> YOUR ASSIGNMENT: Nothing but a number belongs in the answer: how many lines of the records below contain the string "Arduino".

[Stored records]
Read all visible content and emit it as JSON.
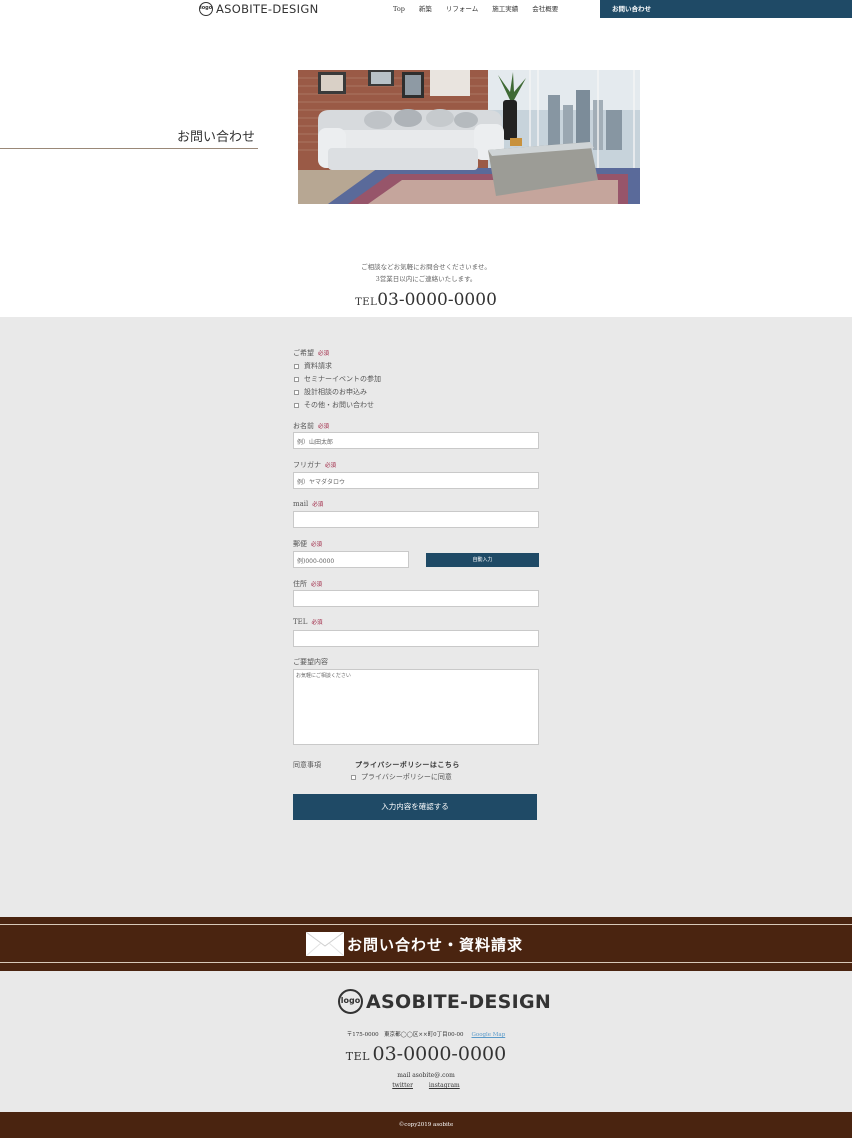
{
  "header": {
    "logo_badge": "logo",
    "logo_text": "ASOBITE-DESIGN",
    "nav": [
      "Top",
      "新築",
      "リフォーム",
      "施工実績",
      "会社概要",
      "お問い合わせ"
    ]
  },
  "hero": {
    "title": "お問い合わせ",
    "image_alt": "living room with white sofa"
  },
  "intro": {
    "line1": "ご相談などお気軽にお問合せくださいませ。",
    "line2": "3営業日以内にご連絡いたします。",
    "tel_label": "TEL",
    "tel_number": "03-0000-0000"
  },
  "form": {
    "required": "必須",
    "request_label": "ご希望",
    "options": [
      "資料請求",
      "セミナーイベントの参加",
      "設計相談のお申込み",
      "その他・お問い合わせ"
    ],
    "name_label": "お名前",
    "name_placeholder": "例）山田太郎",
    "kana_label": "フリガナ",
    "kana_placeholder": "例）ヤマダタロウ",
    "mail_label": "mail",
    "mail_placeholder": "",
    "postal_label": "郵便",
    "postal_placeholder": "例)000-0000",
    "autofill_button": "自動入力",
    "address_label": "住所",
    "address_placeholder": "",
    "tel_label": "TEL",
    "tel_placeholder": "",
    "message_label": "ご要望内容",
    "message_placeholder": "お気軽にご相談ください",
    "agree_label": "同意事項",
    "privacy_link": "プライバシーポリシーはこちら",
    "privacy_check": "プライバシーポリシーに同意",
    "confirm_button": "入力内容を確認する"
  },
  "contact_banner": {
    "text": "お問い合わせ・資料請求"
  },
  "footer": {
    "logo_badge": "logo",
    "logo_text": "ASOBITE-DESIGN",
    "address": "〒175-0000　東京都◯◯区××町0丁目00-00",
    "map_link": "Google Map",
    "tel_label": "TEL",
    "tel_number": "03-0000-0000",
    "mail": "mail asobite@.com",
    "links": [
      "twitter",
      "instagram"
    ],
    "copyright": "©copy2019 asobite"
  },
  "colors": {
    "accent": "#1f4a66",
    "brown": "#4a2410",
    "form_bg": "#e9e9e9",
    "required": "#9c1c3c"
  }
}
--
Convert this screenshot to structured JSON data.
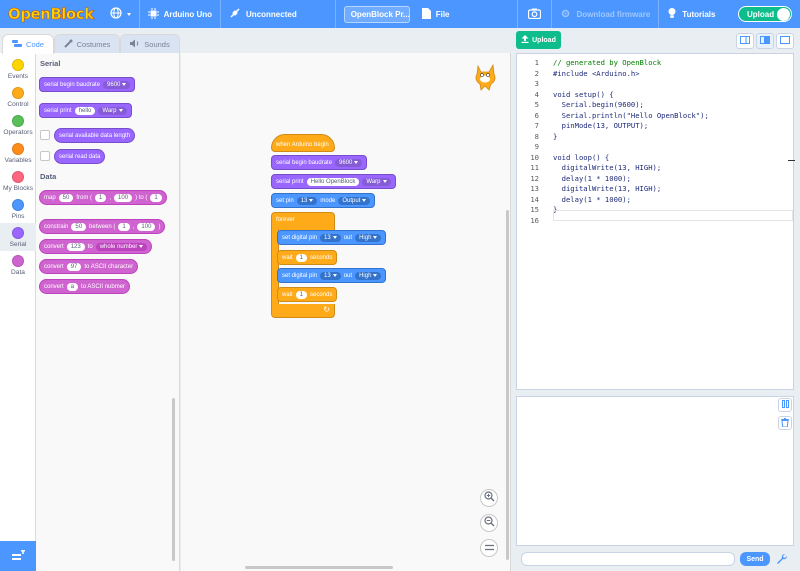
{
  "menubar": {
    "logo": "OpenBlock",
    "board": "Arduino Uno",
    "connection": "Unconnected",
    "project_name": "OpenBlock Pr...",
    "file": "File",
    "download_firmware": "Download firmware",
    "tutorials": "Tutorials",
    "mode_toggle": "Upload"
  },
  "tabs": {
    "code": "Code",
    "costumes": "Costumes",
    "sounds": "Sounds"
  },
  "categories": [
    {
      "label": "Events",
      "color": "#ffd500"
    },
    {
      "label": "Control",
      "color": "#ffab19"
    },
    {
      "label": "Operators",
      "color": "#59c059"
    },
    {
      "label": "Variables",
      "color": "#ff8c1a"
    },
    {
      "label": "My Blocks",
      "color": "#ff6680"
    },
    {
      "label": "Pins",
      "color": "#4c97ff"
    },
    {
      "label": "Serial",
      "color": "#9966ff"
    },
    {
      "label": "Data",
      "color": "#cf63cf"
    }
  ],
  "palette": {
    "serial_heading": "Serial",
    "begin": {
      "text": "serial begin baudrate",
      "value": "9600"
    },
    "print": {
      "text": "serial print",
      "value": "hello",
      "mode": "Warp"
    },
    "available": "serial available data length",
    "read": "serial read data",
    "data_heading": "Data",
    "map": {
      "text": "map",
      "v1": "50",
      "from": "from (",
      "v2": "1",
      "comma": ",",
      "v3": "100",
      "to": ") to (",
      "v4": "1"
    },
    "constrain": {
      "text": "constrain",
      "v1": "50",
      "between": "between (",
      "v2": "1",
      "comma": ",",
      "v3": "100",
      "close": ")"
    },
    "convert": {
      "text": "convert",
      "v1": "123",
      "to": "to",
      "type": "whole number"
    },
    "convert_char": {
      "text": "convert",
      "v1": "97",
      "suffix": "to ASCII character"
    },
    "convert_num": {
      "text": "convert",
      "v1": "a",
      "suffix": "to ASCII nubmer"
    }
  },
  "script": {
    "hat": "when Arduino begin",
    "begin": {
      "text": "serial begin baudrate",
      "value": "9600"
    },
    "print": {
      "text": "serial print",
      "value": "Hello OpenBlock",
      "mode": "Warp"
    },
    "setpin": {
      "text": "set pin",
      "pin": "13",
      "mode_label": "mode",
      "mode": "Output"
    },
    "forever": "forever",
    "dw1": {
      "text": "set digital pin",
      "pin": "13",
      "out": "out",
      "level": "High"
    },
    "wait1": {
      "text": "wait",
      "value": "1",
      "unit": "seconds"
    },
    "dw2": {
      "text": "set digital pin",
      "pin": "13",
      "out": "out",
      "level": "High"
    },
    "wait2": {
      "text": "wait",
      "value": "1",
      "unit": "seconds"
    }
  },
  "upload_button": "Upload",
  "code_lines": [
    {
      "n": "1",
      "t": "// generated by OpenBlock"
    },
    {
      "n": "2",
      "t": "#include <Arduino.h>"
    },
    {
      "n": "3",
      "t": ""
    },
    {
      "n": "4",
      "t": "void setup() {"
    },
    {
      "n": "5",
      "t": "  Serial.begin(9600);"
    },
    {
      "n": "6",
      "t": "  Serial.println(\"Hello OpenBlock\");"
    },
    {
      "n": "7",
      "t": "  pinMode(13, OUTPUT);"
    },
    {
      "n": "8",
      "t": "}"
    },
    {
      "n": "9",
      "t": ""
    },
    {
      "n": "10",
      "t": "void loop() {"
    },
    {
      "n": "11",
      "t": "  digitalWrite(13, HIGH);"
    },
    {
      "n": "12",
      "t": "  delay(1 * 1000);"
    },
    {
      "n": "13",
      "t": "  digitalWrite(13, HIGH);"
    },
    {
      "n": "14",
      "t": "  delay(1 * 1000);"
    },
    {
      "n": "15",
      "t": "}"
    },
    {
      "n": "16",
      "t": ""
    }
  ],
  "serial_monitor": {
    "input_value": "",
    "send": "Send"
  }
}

> SOLUTION BELOW: 3